Of course, players can (and do) try to justify their actions without having to choose sides. In this case, Beskha, Asher’s friend, is facing off against a dragon while his Uncle can probably handle himself against two faceless soldiers (at least that’s my logic). Also, regardless of your decision, both characters survive to live another day. Even so, the choice could set the tone for the rest of their relationship. Even the characters know the choice is a binary one, and their perspective of you can shift because of your actions.


There are similar moments in Life is Strange, but its narrative twist makes all the difference. Max, the game’s protagonist, can rewind time. Unlike the life-or-death moments of Game of Thrones, there is no immediacy to any decision. Max can, for the most part, rewind time and try again, changing her responses to explore new results. This is tantamount to loading a quicksave. DONTNOD knows we all want to create a perfect story, in which all actions are perfectly measured and considered, and they give us the tools to do so. Nothing is timed and nothing — at least at first — is permanent.

Rather than sap decision making of its dramatic tension in Life is Strange, the rewind mechanic disperses the anxiety of making decisions throughout the entire experience. One crucial decision in “Out of Time,” the series’s latest episode, is whether or not Max picks up her phone when her troubled friend Kate calls. The moment is innocuous. There is no sudden slow-motion to punctuate the scene, no dramatic lighting to spotlight the critical dilemma. Just a phone call and a faint concern that you might offend someone you care about.

In Game of Thrones, there is no right or wrong decision. The world is chaotic and violent. Saving one sometimes means losing another, and we know that in this world decision making is a zero-sum game. In Life is Strange, despite the time travel, the world is familiar. Yes, sometimes we offend a friend without meaning to, but there is a right and a wrong way of behaving. The challenge is navigating the social landscape well enough to know how to make the right decision. The game offers you the chance you rarely have to really think about your decisions before you make them, to consider all of the consequences, and to move on when you feel that you’ve made the best decision possible with what little information you have. This is a satisfying moment of agency, even if life does not hang in the balance.

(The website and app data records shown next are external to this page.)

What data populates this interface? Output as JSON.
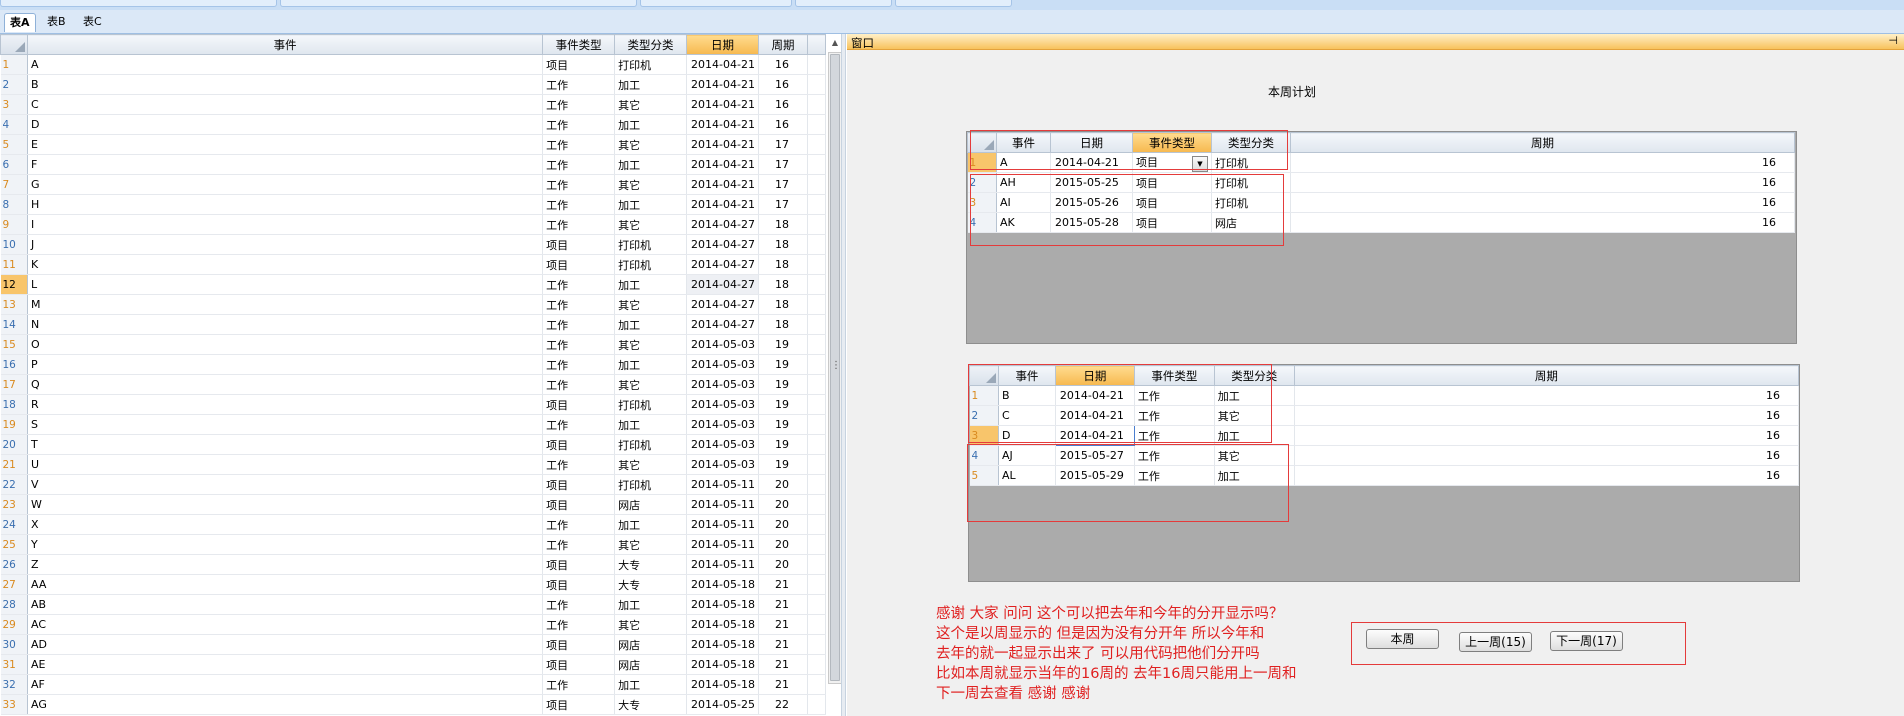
{
  "sheet_tabs": [
    "表A",
    "表B",
    "表C"
  ],
  "main_grid": {
    "columns": [
      "事件",
      "事件类型",
      "类型分类",
      "日期",
      "周期"
    ],
    "rows": [
      {
        "n": "1",
        "e": "A",
        "t": "项目",
        "c": "打印机",
        "d": "2014-04-21",
        "w": "16"
      },
      {
        "n": "2",
        "e": "B",
        "t": "工作",
        "c": "加工",
        "d": "2014-04-21",
        "w": "16"
      },
      {
        "n": "3",
        "e": "C",
        "t": "工作",
        "c": "其它",
        "d": "2014-04-21",
        "w": "16"
      },
      {
        "n": "4",
        "e": "D",
        "t": "工作",
        "c": "加工",
        "d": "2014-04-21",
        "w": "16"
      },
      {
        "n": "5",
        "e": "E",
        "t": "工作",
        "c": "其它",
        "d": "2014-04-21",
        "w": "17"
      },
      {
        "n": "6",
        "e": "F",
        "t": "工作",
        "c": "加工",
        "d": "2014-04-21",
        "w": "17"
      },
      {
        "n": "7",
        "e": "G",
        "t": "工作",
        "c": "其它",
        "d": "2014-04-21",
        "w": "17"
      },
      {
        "n": "8",
        "e": "H",
        "t": "工作",
        "c": "加工",
        "d": "2014-04-21",
        "w": "17"
      },
      {
        "n": "9",
        "e": "I",
        "t": "工作",
        "c": "其它",
        "d": "2014-04-27",
        "w": "18"
      },
      {
        "n": "10",
        "e": "J",
        "t": "项目",
        "c": "打印机",
        "d": "2014-04-27",
        "w": "18"
      },
      {
        "n": "11",
        "e": "K",
        "t": "项目",
        "c": "打印机",
        "d": "2014-04-27",
        "w": "18"
      },
      {
        "n": "12",
        "e": "L",
        "t": "工作",
        "c": "加工",
        "d": "2014-04-27",
        "w": "18"
      },
      {
        "n": "13",
        "e": "M",
        "t": "工作",
        "c": "其它",
        "d": "2014-04-27",
        "w": "18"
      },
      {
        "n": "14",
        "e": "N",
        "t": "工作",
        "c": "加工",
        "d": "2014-04-27",
        "w": "18"
      },
      {
        "n": "15",
        "e": "O",
        "t": "工作",
        "c": "其它",
        "d": "2014-05-03",
        "w": "19"
      },
      {
        "n": "16",
        "e": "P",
        "t": "工作",
        "c": "加工",
        "d": "2014-05-03",
        "w": "19"
      },
      {
        "n": "17",
        "e": "Q",
        "t": "工作",
        "c": "其它",
        "d": "2014-05-03",
        "w": "19"
      },
      {
        "n": "18",
        "e": "R",
        "t": "项目",
        "c": "打印机",
        "d": "2014-05-03",
        "w": "19"
      },
      {
        "n": "19",
        "e": "S",
        "t": "工作",
        "c": "加工",
        "d": "2014-05-03",
        "w": "19"
      },
      {
        "n": "20",
        "e": "T",
        "t": "项目",
        "c": "打印机",
        "d": "2014-05-03",
        "w": "19"
      },
      {
        "n": "21",
        "e": "U",
        "t": "工作",
        "c": "其它",
        "d": "2014-05-03",
        "w": "19"
      },
      {
        "n": "22",
        "e": "V",
        "t": "项目",
        "c": "打印机",
        "d": "2014-05-11",
        "w": "20"
      },
      {
        "n": "23",
        "e": "W",
        "t": "项目",
        "c": "网店",
        "d": "2014-05-11",
        "w": "20"
      },
      {
        "n": "24",
        "e": "X",
        "t": "工作",
        "c": "加工",
        "d": "2014-05-11",
        "w": "20"
      },
      {
        "n": "25",
        "e": "Y",
        "t": "工作",
        "c": "其它",
        "d": "2014-05-11",
        "w": "20"
      },
      {
        "n": "26",
        "e": "Z",
        "t": "项目",
        "c": "大专",
        "d": "2014-05-11",
        "w": "20"
      },
      {
        "n": "27",
        "e": "AA",
        "t": "项目",
        "c": "大专",
        "d": "2014-05-18",
        "w": "21"
      },
      {
        "n": "28",
        "e": "AB",
        "t": "工作",
        "c": "加工",
        "d": "2014-05-18",
        "w": "21"
      },
      {
        "n": "29",
        "e": "AC",
        "t": "工作",
        "c": "其它",
        "d": "2014-05-18",
        "w": "21"
      },
      {
        "n": "30",
        "e": "AD",
        "t": "项目",
        "c": "网店",
        "d": "2014-05-18",
        "w": "21"
      },
      {
        "n": "31",
        "e": "AE",
        "t": "项目",
        "c": "网店",
        "d": "2014-05-18",
        "w": "21"
      },
      {
        "n": "32",
        "e": "AF",
        "t": "工作",
        "c": "加工",
        "d": "2014-05-18",
        "w": "21"
      },
      {
        "n": "33",
        "e": "AG",
        "t": "项目",
        "c": "大专",
        "d": "2014-05-25",
        "w": "22"
      }
    ]
  },
  "window": {
    "title": "窗口",
    "pin_icon": "pin-icon",
    "plan_title": "本周计划"
  },
  "grid_project": {
    "columns": [
      "事件",
      "日期",
      "事件类型",
      "类型分类",
      "周期"
    ],
    "rows": [
      {
        "n": "1",
        "e": "A",
        "d": "2014-04-21",
        "t": "项目",
        "c": "打印机",
        "w": "16"
      },
      {
        "n": "2",
        "e": "AH",
        "d": "2015-05-25",
        "t": "项目",
        "c": "打印机",
        "w": "16"
      },
      {
        "n": "3",
        "e": "AI",
        "d": "2015-05-26",
        "t": "项目",
        "c": "打印机",
        "w": "16"
      },
      {
        "n": "4",
        "e": "AK",
        "d": "2015-05-28",
        "t": "项目",
        "c": "网店",
        "w": "16"
      }
    ]
  },
  "grid_work": {
    "columns": [
      "事件",
      "日期",
      "事件类型",
      "类型分类",
      "周期"
    ],
    "rows": [
      {
        "n": "1",
        "e": "B",
        "d": "2014-04-21",
        "t": "工作",
        "c": "加工",
        "w": "16"
      },
      {
        "n": "2",
        "e": "C",
        "d": "2014-04-21",
        "t": "工作",
        "c": "其它",
        "w": "16"
      },
      {
        "n": "3",
        "e": "D",
        "d": "2014-04-21",
        "t": "工作",
        "c": "加工",
        "w": "16"
      },
      {
        "n": "4",
        "e": "AJ",
        "d": "2015-05-27",
        "t": "工作",
        "c": "其它",
        "w": "16"
      },
      {
        "n": "5",
        "e": "AL",
        "d": "2015-05-29",
        "t": "工作",
        "c": "加工",
        "w": "16"
      }
    ]
  },
  "note_lines": [
    "感谢 大家 问问 这个可以把去年和今年的分开显示吗？",
    "这个是以周显示的 但是因为没有分开年 所以今年和",
    "去年的就一起显示出来了  可以用代码把他们分开吗",
    "比如本周就显示当年的16周的 去年16周只能用上一周和",
    "下一周去查看 感谢 感谢"
  ],
  "buttons": {
    "this_week": "本周",
    "prev_week": "上一周(15)",
    "next_week": "下一周(17)"
  },
  "colors": {
    "selected_header": "#f6b84f",
    "annotation_red": "#e43b3b",
    "row_number_blue": "#3a6fb0"
  }
}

Matters of Life and Death

There does come a time though, when life does in fact hang in the balance. See, sometimes picking up the phone to listen to a friend does make all the difference. In Life is Strange, Kate Moss, a young bullied teen, tries to kill herself. And depending on your decisions, she can do it. The weight of her grief can drive her over the edge, and despite your best efforts to talk to her, she can die.

In the world of Game of Thrones, I am ready to kill, to cross those moral boundaries I have set for myself and seek revenge. In fact, the best thing about the game’s diverse playable cast is that it liberates me to play flawed protagonists. Every decision that I make is tense and dramatic and rightly so. I want to use the adventure game genre to explore human behavior at its most extreme.

The real, human, lived, experience, is made of big and small decisions. Sometimes we really can save or condemn a life in an instant. We can change the world with a single act. Other times, the briefest moments of our life have profound repercussions. They build on each other, and before we know it, a word said in haste can mean anything. We can lose the ones we love without ever knowing what moment, of many, determined their fate.

When I play Game of Thrones, I try to create a compelling story about a family on the raggedy edge. I roleplay my decisions as each character, each with their own unique faults. When I play Life is Strange, I play a bit more like myself. I try to do what I think is right, and I make no decision lightly. Lately, I’ve been trying to not rewind at all, to be comfortable in my ignorance and to trust my instincts.

There are lessons to be learned here on the battlefields of Westeros and on the battlefields of social life. So far, the adventure game genre feels capable of exploring them all.